**Exercise objective:** Lines with "avatar" in them are to be located in the listing below and copied.

**Material provided:**
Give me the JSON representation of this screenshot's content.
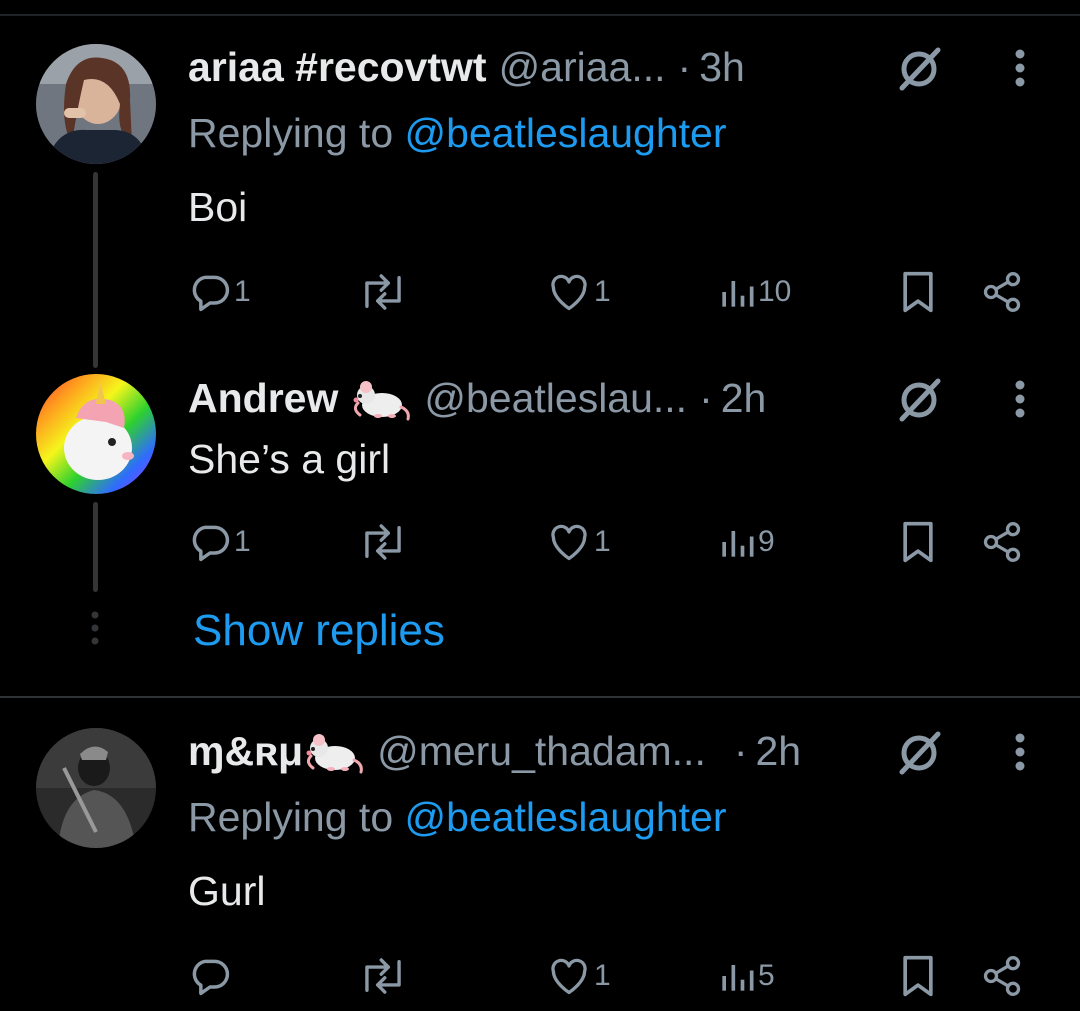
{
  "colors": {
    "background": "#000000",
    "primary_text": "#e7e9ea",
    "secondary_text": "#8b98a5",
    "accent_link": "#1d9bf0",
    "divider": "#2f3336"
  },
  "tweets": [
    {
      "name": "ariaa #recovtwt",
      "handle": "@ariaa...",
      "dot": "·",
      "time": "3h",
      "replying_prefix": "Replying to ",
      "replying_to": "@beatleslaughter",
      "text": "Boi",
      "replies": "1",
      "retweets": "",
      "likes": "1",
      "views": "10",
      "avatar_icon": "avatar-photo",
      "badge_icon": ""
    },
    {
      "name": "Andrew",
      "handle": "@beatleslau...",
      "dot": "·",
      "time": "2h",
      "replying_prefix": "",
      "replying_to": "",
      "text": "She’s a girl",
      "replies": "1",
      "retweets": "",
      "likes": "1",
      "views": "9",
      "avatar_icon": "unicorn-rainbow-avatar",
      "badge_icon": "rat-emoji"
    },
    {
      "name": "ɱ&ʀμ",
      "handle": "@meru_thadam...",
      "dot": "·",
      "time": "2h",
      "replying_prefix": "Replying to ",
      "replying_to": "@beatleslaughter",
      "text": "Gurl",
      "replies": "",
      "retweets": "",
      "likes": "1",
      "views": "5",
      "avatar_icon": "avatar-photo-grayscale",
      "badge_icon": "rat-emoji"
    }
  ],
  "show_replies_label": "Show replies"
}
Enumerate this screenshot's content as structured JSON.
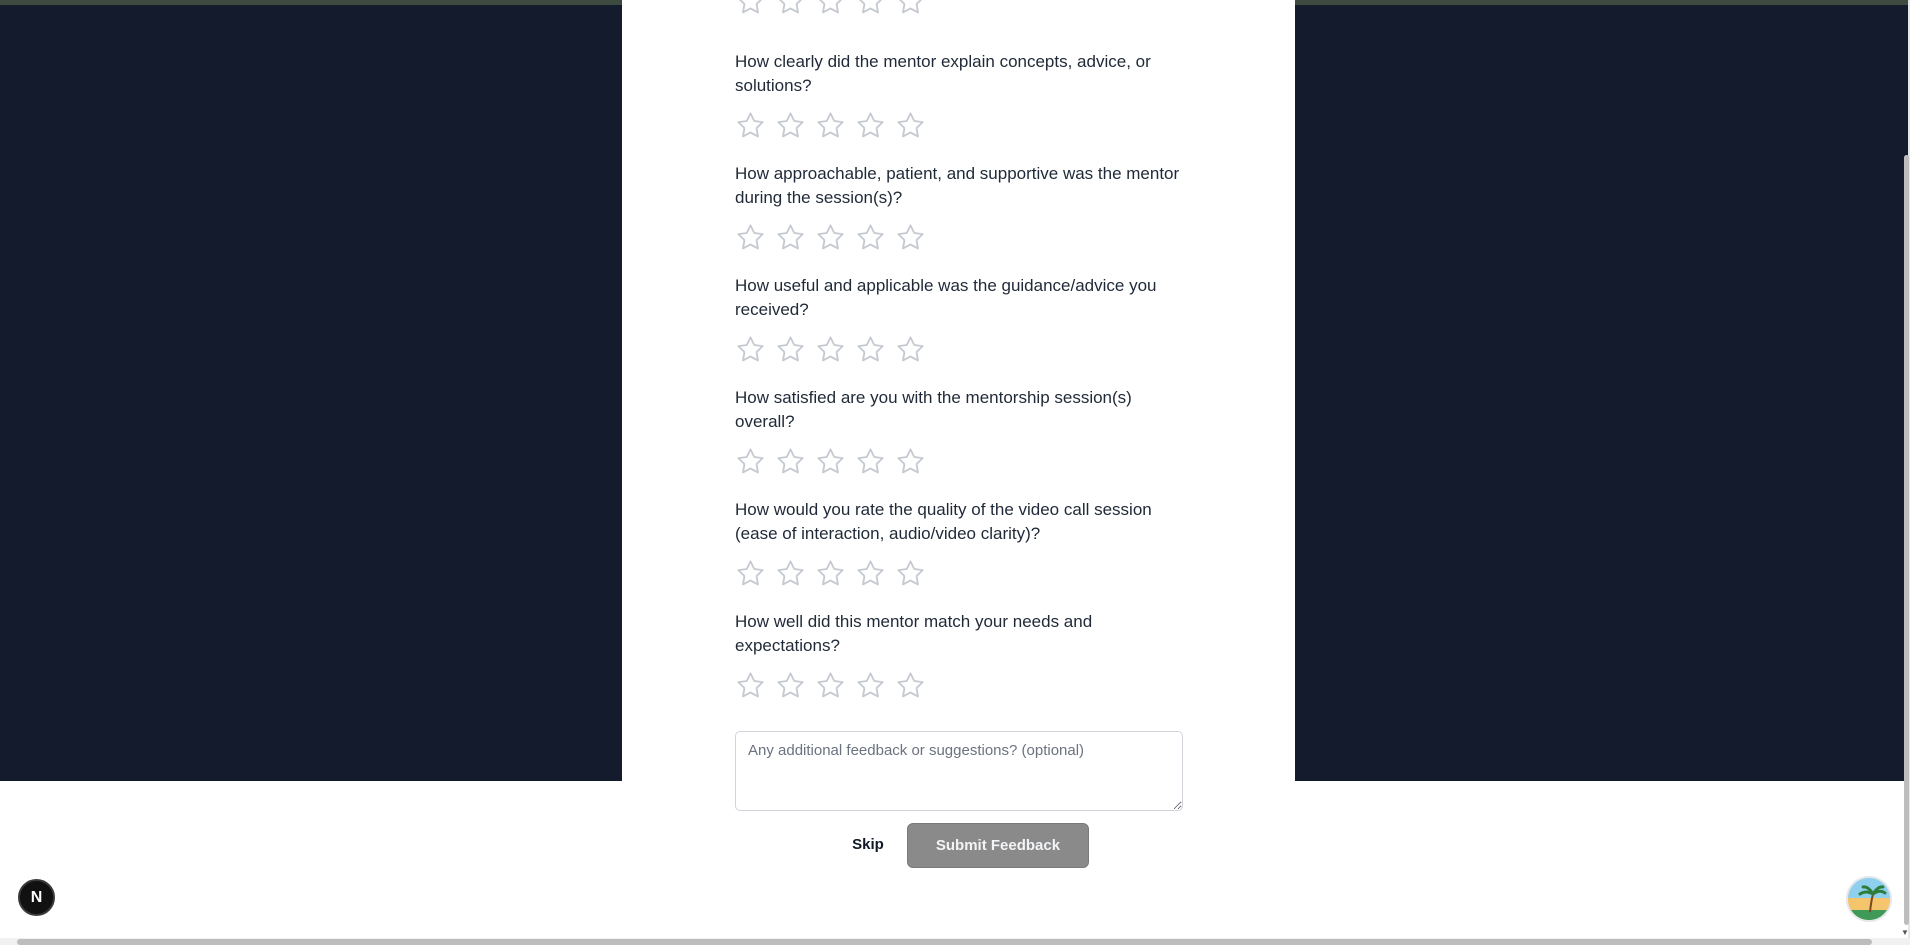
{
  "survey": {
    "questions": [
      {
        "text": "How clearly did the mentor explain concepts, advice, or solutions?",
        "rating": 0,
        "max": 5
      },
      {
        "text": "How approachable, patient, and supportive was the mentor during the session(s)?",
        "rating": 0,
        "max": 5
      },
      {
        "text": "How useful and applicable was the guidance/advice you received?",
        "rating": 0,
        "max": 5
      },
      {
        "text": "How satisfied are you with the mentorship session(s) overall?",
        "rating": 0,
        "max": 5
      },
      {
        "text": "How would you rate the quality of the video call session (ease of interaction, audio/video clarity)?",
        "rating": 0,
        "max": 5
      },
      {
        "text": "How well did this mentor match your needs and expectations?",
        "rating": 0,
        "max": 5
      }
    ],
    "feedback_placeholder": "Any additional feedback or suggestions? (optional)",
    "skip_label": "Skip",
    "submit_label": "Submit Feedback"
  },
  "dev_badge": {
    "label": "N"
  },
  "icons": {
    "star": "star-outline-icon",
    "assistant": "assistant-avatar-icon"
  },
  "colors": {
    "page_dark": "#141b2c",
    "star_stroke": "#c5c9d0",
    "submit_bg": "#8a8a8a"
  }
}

**Response to this task:**
      "avatar_icon": "avatar-photo",
      "avatar_icon": "unicorn-rainbow-avatar",
      "avatar_icon": "avatar-photo-grayscale",
    "assistant": "assistant-avatar-icon"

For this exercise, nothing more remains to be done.